Page and application data records:
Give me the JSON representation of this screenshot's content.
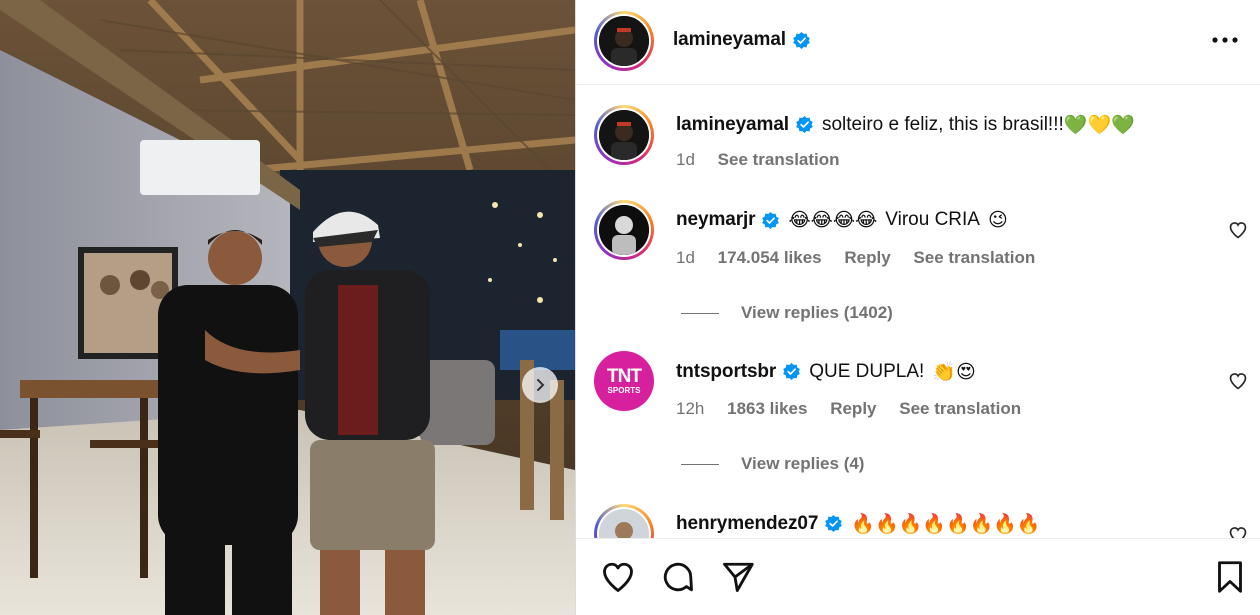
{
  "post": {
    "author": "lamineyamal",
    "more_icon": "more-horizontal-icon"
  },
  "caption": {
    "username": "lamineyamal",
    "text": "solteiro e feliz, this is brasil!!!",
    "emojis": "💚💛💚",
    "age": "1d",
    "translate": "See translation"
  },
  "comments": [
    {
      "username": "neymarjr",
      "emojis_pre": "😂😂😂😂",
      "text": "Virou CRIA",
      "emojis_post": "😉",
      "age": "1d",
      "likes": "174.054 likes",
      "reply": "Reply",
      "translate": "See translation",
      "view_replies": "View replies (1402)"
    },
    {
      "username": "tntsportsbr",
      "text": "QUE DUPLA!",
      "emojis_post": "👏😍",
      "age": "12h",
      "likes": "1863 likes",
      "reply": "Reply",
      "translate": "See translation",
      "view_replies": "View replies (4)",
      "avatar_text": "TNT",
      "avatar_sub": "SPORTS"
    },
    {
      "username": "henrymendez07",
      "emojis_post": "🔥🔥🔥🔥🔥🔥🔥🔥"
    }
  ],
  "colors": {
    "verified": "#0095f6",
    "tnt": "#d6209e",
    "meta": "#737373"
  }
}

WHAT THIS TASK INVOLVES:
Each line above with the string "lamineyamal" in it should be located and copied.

YOUR RESPONSE:
    "author": "lamineyamal",
    "username": "lamineyamal",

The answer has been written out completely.